(Component data from apps and pages)
- Opening Delimiter -

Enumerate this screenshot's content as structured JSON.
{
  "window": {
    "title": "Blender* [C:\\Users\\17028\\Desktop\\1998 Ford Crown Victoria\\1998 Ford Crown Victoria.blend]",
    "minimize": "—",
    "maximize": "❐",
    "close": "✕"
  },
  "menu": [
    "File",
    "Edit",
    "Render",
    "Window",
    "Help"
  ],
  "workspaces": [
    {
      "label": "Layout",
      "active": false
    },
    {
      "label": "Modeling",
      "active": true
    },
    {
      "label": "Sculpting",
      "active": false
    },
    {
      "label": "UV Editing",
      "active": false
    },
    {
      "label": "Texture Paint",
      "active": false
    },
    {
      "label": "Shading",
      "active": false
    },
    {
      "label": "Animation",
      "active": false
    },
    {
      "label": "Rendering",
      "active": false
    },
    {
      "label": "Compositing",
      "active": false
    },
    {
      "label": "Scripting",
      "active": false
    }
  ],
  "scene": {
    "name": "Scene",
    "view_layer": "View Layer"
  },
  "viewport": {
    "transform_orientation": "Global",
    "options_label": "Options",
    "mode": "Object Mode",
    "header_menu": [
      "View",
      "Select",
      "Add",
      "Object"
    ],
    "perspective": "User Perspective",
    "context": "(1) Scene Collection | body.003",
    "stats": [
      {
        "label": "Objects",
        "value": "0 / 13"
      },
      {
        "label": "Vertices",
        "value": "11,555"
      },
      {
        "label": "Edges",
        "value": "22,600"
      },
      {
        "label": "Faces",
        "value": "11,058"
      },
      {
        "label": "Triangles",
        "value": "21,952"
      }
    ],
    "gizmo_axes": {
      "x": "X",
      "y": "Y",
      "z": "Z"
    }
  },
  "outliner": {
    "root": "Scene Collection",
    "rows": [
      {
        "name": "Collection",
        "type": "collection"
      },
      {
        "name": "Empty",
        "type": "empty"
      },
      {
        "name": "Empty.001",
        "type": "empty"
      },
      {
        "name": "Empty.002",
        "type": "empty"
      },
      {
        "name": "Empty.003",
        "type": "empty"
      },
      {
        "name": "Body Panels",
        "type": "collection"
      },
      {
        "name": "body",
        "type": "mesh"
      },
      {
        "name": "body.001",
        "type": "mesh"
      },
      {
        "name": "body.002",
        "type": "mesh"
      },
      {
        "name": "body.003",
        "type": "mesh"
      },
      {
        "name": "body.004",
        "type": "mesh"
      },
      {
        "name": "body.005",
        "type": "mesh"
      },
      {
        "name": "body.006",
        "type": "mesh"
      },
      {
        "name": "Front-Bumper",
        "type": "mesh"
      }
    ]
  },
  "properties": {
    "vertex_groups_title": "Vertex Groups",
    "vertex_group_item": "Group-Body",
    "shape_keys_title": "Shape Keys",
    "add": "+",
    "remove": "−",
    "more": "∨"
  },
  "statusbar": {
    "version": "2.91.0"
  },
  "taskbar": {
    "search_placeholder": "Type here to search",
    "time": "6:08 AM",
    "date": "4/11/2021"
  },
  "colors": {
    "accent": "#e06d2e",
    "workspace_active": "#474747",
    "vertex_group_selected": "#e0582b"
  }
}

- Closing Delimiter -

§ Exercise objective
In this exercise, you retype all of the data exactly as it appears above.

§ Task result
Enumerate this screenshot's content as structured JSON.
{
  "window": {
    "title": "Blender* [C:\\Users\\17028\\Desktop\\1998 Ford Crown Victoria\\1998 Ford Crown Victoria.blend]",
    "minimize": "—",
    "maximize": "❐",
    "close": "✕"
  },
  "menu": [
    "File",
    "Edit",
    "Render",
    "Window",
    "Help"
  ],
  "workspaces": [
    {
      "label": "Layout",
      "active": false
    },
    {
      "label": "Modeling",
      "active": true
    },
    {
      "label": "Sculpting",
      "active": false
    },
    {
      "label": "UV Editing",
      "active": false
    },
    {
      "label": "Texture Paint",
      "active": false
    },
    {
      "label": "Shading",
      "active": false
    },
    {
      "label": "Animation",
      "active": false
    },
    {
      "label": "Rendering",
      "active": false
    },
    {
      "label": "Compositing",
      "active": false
    },
    {
      "label": "Scripting",
      "active": false
    }
  ],
  "scene": {
    "name": "Scene",
    "view_layer": "View Layer"
  },
  "viewport": {
    "transform_orientation": "Global",
    "options_label": "Options",
    "mode": "Object Mode",
    "header_menu": [
      "View",
      "Select",
      "Add",
      "Object"
    ],
    "perspective": "User Perspective",
    "context": "(1) Scene Collection | body.003",
    "stats": [
      {
        "label": "Objects",
        "value": "0 / 13"
      },
      {
        "label": "Vertices",
        "value": "11,555"
      },
      {
        "label": "Edges",
        "value": "22,600"
      },
      {
        "label": "Faces",
        "value": "11,058"
      },
      {
        "label": "Triangles",
        "value": "21,952"
      }
    ],
    "gizmo_axes": {
      "x": "X",
      "y": "Y",
      "z": "Z"
    }
  },
  "outliner": {
    "root": "Scene Collection",
    "rows": [
      {
        "name": "Collection",
        "type": "collection"
      },
      {
        "name": "Empty",
        "type": "empty"
      },
      {
        "name": "Empty.001",
        "type": "empty"
      },
      {
        "name": "Empty.002",
        "type": "empty"
      },
      {
        "name": "Empty.003",
        "type": "empty"
      },
      {
        "name": "Body Panels",
        "type": "collection"
      },
      {
        "name": "body",
        "type": "mesh"
      },
      {
        "name": "body.001",
        "type": "mesh"
      },
      {
        "name": "body.002",
        "type": "mesh"
      },
      {
        "name": "body.003",
        "type": "mesh"
      },
      {
        "name": "body.004",
        "type": "mesh"
      },
      {
        "name": "body.005",
        "type": "mesh"
      },
      {
        "name": "body.006",
        "type": "mesh"
      },
      {
        "name": "Front-Bumper",
        "type": "mesh"
      }
    ]
  },
  "properties": {
    "vertex_groups_title": "Vertex Groups",
    "vertex_group_item": "Group-Body",
    "shape_keys_title": "Shape Keys",
    "add": "+",
    "remove": "−",
    "more": "∨"
  },
  "statusbar": {
    "version": "2.91.0"
  },
  "taskbar": {
    "search_placeholder": "Type here to search",
    "time": "6:08 AM",
    "date": "4/11/2021"
  },
  "colors": {
    "accent": "#e06d2e",
    "workspace_active": "#474747",
    "vertex_group_selected": "#e0582b"
  }
}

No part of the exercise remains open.